Where is the best deer hunting in Washington state?
District 1. The mountains and valleys of District 1 (Game Management Units 101 through 121) offer the best whitetail hunting in Eastern Washington. With 37% of the land public, there’s plenty of opportunity for the enterprising hunter.
What can I hunt in WA?
The following animals are some of the feral species that can be regularly taken in Western Australia: Rabbits, hares, foxes, pigs, wild dogs, goats, camels, donkeys, wild horse and wild cattle. A note on duck shooting in WA.
Where can I hunt deer in Washington state?
Eastern Washington – Region 1
- District 1 – Ferry, Pend Oreille, and Stevens counties.
- District 2 – Lincoln, Spokane, and Whitman counties.
- District 3 – Asotin, Columbia, Garfield, and Walla Walla counties.
- District 5 – Adams and Grant counties.
- District 6 – Okanogan County.
- District 7 – Chelan and Douglas counties.
How do I hunt in Washington state?
Take a Hunter Education Course
Anyone born after January 1, 1972 must complete and pass an approved Hunter Education course before he or she may buy a license or hunt in the State of Washington.
How many deer can you kill in Washington?
Remember that you may only hunt in the season that matches your tag. Washington State is home to four subspecies of deer.

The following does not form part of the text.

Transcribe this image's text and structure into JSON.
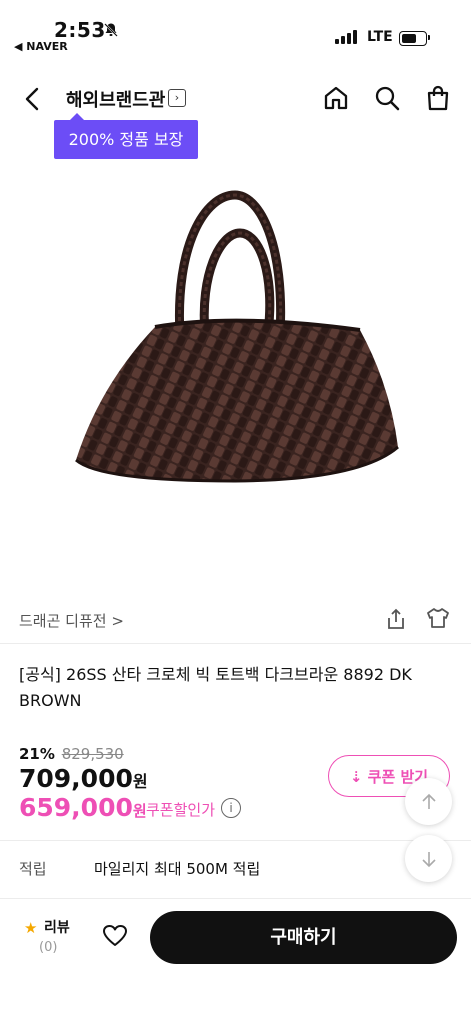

Of those four, hunters are able to hunt three, black-tailed, white-tailed, and mule deer.
Is it illegal to feed deer in Washington state?

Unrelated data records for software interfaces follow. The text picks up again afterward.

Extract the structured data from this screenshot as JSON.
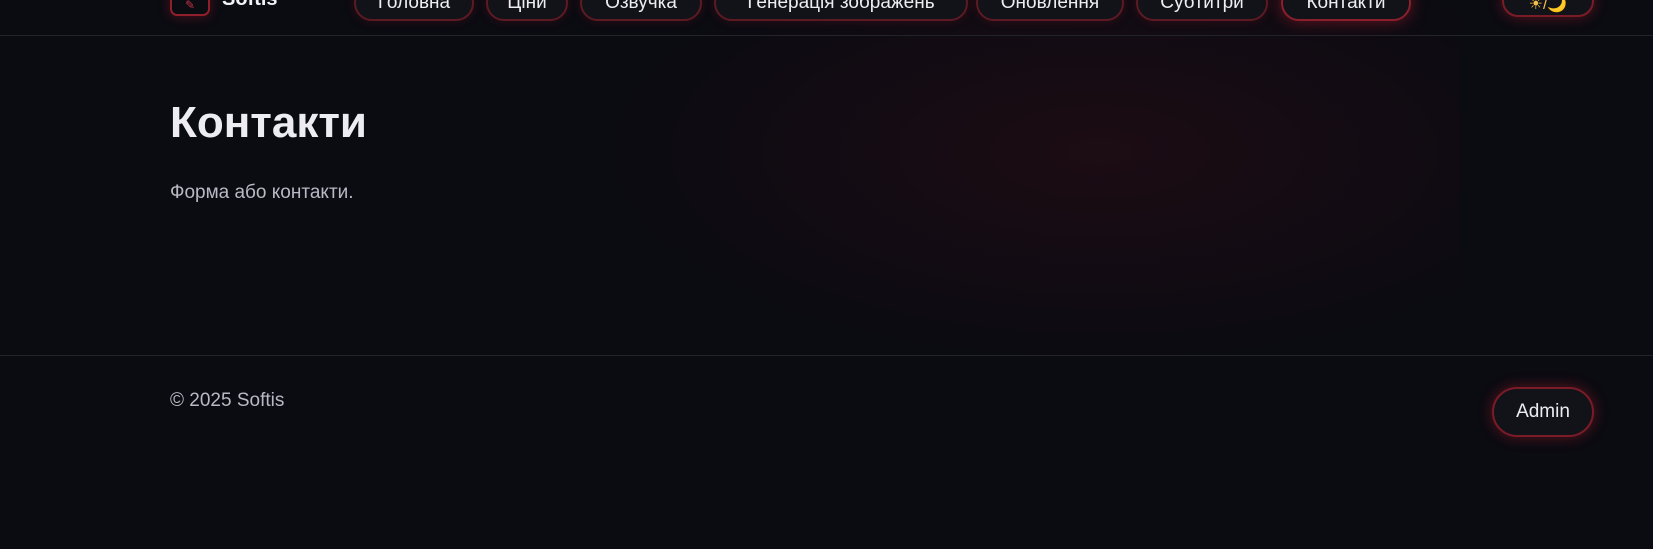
{
  "header": {
    "brand": "Softis",
    "logo_icon": "rocket-icon",
    "nav": [
      {
        "label": "Головна",
        "active": false
      },
      {
        "label": "Ціни",
        "active": false
      },
      {
        "label": "Озвучка",
        "active": false
      },
      {
        "label": "Генерація зображень",
        "active": false
      },
      {
        "label": "Оновлення",
        "active": false
      },
      {
        "label": "Субтитри",
        "active": false
      },
      {
        "label": "Контакти",
        "active": true
      }
    ],
    "theme_toggle": {
      "label": "☀/🌙",
      "icon": "sun-moon-icon"
    }
  },
  "main": {
    "title": "Контакти",
    "subtitle": "Форма або контакти."
  },
  "footer": {
    "copyright": "© 2025 Softis",
    "admin_label": "Admin"
  },
  "colors": {
    "background": "#0b0b12",
    "accent": "#8a1f2c",
    "text": "#ececf2",
    "muted": "#b9b9c4"
  }
}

While the Washington Department of Fish and Wildlife (WDFW) conducts winter feeding under certain conditions, we generally discourage citizens from feeding deer, elk and other wildlife species because of the potential for harm.
Can you shoot Kookaburras in WA?

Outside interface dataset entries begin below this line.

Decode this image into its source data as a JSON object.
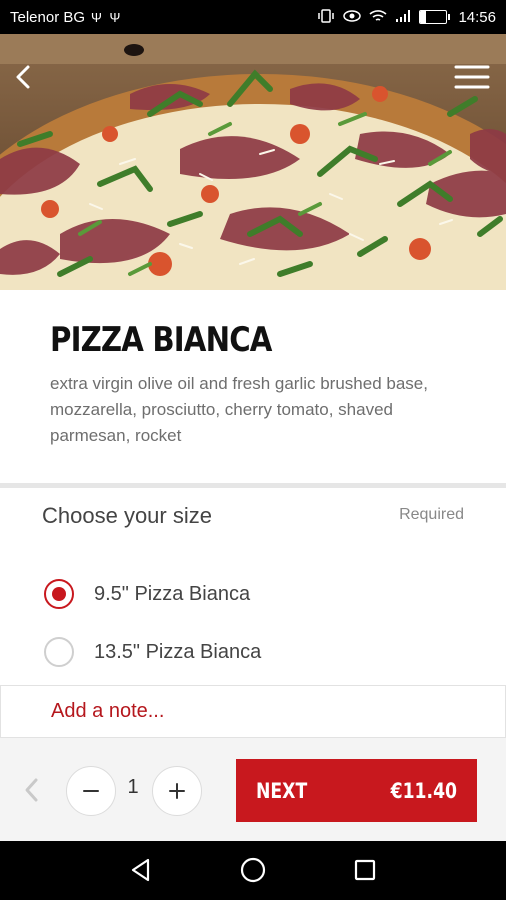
{
  "status_bar": {
    "carrier": "Telenor BG",
    "carrier_icons": "Ψ Ψ",
    "battery_level": "22",
    "time": "14:56"
  },
  "header": {
    "back_icon": "chevron-left-icon",
    "menu_icon": "hamburger-menu-icon"
  },
  "product": {
    "title": "PIZZA BIANCA",
    "description": "extra virgin olive oil and fresh garlic brushed base, mozzarella, prosciutto, cherry tomato, shaved parmesan, rocket"
  },
  "size_section": {
    "heading": "Choose your size",
    "required_label": "Required",
    "options": [
      {
        "label": "9.5\" Pizza Bianca",
        "selected": true
      },
      {
        "label": "13.5\" Pizza Bianca",
        "selected": false
      }
    ]
  },
  "note": {
    "placeholder": "Add a note..."
  },
  "order_bar": {
    "quantity": "1",
    "minus_symbol": "−",
    "plus_symbol": "+",
    "next_label": "NEXT",
    "price": "€11.40"
  },
  "colors": {
    "accent": "#c8181e",
    "note_text": "#b5171d"
  }
}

“The kookaburra is an invasive species in WA,” he said. “Until recently, you could shoot them with impunity and people used to do that and get a community service award for doing that sort of thing.
Is it legal to shoot kangaroos in WA?
The landholder must obtain a Regulation 5 – Damage Licence to shoot western grey kangaroos on their property. Landholder may shoot western grey kangaroos causing damage to primary production on their property without the need for a licence.
Can you shoot crows in WA?
It is permissible to kill unclassified wildlife, predatory birds, and game animals that are in the act of damaging commercial crops or attacking livestock or other domestic animals, under the following conditions: … 21.43, it is permissible to take crows or magpies to protect livestock or commercial crops.
Can you hunt on your own land in Washington?
The state of Washington has strict laws prohibiting trespass on private land. Per RCW 77.15. 435, it is unlawful to hunt or retrieve wildlife from the property of another. Owners are not required to post their land.
Can you carry a pistol while bow hunting in Washington?
(a) It is unlawful for any person to carry or have in his possession any firearm while archery hunting in the field during an archery season specified for that area, except for modern handguns carried for personal protection. … (f) It is unlawful to hunt wildlife with any bow equipped with a scope.
How much is a Washington state deer tag?
Big game license costs
|License type Deer License||Resident $44.90|
|License type Deer License W/discounted Small game license ***||Resident $66.90|
|License type Elk License||Resident $50.40|
|License type Elk License W/discounted Small game license***||Resident $72.40|
Is Washington State Good for hunting?
90% of the state is OTC for both archery elk and deer. This includes mule deer. Plenty of public lands to hunt and several wilderness areas also. You have a variety of animals to hunt.
What time can I start hunting in Washington state?
Pacific Standard Time
A.M to P.M. Western Washington – Pheasant and quail hunting hours are 8:00 a.m. to 4:00 p.m. in all areas. Clark, Cowlitz, Grays Harbor, Pacific, and Wahkiakum counties – Goose hunting hours during October – March are 30 min. after the start of official hunting hours to 30 min.
Can you hunt squirrels in Washington state?
All of our native squirrels in Washington are protected by law and may not be hunted or trapped. … They are not protected and may be hunted if you have a valid hunting license. However, if they are live-trapped, they may not be released anywhere in the state other than on the property where they were caught.